What this task involves:
Extract all lines from the data beneath that include the word "heading".

Given records:

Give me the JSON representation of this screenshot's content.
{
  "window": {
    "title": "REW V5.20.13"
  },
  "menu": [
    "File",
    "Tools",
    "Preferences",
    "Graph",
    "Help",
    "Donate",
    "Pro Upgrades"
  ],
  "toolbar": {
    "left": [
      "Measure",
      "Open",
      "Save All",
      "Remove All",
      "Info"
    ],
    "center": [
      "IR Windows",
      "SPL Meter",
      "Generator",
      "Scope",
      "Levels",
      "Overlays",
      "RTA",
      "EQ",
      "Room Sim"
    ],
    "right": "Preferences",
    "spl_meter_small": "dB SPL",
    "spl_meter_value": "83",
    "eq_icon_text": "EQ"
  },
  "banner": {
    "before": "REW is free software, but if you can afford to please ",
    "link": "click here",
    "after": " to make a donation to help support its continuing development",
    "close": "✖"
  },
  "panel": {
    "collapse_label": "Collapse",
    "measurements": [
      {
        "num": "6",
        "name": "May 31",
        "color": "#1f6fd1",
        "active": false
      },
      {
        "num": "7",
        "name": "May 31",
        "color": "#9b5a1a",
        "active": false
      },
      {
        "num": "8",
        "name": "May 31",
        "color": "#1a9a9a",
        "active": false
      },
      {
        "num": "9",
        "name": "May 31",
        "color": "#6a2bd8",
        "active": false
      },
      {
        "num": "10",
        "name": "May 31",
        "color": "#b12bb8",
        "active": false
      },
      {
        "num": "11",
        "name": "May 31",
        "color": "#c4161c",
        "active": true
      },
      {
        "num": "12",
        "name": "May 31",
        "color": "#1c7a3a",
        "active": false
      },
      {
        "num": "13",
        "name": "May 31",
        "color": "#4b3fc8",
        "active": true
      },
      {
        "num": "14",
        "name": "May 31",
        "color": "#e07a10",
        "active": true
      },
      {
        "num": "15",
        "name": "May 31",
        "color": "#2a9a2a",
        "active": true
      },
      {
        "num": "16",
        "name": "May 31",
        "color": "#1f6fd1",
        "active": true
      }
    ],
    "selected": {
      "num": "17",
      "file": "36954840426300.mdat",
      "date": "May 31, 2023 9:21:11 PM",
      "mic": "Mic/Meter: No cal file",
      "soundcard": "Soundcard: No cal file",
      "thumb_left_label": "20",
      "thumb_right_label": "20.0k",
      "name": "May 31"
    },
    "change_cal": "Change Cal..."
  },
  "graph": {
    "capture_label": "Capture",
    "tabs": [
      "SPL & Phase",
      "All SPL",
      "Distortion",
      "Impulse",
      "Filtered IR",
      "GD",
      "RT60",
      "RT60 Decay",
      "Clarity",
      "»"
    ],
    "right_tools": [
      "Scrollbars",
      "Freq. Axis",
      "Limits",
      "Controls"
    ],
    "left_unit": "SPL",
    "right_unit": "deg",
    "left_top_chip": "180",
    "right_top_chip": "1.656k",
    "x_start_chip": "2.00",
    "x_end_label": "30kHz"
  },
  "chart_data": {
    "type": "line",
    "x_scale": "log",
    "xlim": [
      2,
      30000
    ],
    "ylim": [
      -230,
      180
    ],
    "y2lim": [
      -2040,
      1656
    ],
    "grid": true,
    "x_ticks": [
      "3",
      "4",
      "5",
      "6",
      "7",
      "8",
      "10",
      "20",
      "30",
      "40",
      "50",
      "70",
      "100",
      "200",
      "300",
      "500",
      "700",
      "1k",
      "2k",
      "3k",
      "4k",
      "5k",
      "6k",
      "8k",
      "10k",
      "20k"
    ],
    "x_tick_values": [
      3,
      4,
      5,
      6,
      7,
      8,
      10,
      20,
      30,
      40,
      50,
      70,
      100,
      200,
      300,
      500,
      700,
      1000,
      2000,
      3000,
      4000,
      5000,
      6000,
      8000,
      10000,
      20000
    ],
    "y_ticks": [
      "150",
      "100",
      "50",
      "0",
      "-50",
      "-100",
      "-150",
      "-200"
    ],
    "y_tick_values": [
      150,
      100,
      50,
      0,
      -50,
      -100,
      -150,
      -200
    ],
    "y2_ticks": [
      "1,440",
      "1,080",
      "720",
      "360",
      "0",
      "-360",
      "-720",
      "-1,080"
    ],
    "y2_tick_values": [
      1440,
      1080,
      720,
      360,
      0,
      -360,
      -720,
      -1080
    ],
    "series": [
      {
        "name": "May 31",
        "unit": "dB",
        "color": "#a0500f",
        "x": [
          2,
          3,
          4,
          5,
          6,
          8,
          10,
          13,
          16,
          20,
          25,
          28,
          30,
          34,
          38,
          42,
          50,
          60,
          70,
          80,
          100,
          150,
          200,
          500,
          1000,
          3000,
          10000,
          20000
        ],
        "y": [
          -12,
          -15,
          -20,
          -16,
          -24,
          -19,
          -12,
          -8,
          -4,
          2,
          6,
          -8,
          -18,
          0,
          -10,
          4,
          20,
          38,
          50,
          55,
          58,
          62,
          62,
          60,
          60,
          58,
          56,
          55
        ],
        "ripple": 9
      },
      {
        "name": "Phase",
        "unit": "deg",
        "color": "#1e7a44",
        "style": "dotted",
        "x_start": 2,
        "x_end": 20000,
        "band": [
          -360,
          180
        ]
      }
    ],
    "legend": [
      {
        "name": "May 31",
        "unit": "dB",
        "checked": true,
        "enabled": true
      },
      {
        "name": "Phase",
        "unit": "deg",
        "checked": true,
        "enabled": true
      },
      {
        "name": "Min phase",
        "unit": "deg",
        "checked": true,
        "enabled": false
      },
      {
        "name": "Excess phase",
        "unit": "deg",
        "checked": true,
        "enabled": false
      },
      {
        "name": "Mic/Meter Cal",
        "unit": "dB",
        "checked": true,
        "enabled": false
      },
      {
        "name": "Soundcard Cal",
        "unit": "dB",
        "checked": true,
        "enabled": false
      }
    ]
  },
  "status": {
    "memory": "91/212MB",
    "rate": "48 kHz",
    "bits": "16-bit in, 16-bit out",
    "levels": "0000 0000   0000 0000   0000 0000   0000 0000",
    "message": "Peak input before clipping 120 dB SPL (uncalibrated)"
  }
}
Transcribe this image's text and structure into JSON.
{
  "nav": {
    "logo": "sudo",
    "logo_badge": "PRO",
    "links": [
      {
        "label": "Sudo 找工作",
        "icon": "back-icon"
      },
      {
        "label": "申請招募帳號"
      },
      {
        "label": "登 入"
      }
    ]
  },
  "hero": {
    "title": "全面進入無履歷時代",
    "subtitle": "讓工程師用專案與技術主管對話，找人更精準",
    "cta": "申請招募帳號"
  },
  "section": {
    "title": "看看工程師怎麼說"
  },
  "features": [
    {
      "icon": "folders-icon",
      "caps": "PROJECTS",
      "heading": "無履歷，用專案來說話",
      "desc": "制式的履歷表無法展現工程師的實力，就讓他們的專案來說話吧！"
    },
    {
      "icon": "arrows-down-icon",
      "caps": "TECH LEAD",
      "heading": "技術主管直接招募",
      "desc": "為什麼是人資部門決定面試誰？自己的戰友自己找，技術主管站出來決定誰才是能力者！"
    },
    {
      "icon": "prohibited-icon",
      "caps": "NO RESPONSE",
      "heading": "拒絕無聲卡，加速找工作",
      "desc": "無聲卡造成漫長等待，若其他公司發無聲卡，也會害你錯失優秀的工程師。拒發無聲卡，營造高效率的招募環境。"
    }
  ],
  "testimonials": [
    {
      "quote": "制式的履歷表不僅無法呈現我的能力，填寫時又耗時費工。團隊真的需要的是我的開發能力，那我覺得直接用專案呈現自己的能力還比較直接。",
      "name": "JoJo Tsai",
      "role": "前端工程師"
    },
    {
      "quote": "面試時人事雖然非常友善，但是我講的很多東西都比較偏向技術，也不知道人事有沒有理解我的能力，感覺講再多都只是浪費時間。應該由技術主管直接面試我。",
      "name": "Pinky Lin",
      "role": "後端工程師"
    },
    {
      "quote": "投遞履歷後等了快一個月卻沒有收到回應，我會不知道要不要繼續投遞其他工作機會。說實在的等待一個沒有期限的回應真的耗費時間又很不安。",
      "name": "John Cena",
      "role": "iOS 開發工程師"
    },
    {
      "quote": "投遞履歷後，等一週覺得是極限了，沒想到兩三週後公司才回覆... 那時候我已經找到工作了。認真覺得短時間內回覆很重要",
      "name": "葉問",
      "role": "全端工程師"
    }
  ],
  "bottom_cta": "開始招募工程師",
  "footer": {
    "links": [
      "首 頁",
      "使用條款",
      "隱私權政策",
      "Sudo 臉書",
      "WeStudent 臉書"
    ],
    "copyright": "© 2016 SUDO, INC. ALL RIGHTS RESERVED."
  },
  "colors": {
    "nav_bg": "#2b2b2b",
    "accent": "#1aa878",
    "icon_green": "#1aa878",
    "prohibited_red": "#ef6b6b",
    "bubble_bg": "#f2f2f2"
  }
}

Response box:
      "heading": "無履歷，用專案來說話",
      "heading": "技術主管直接招募",
      "heading": "拒絕無聲卡，加速找工作",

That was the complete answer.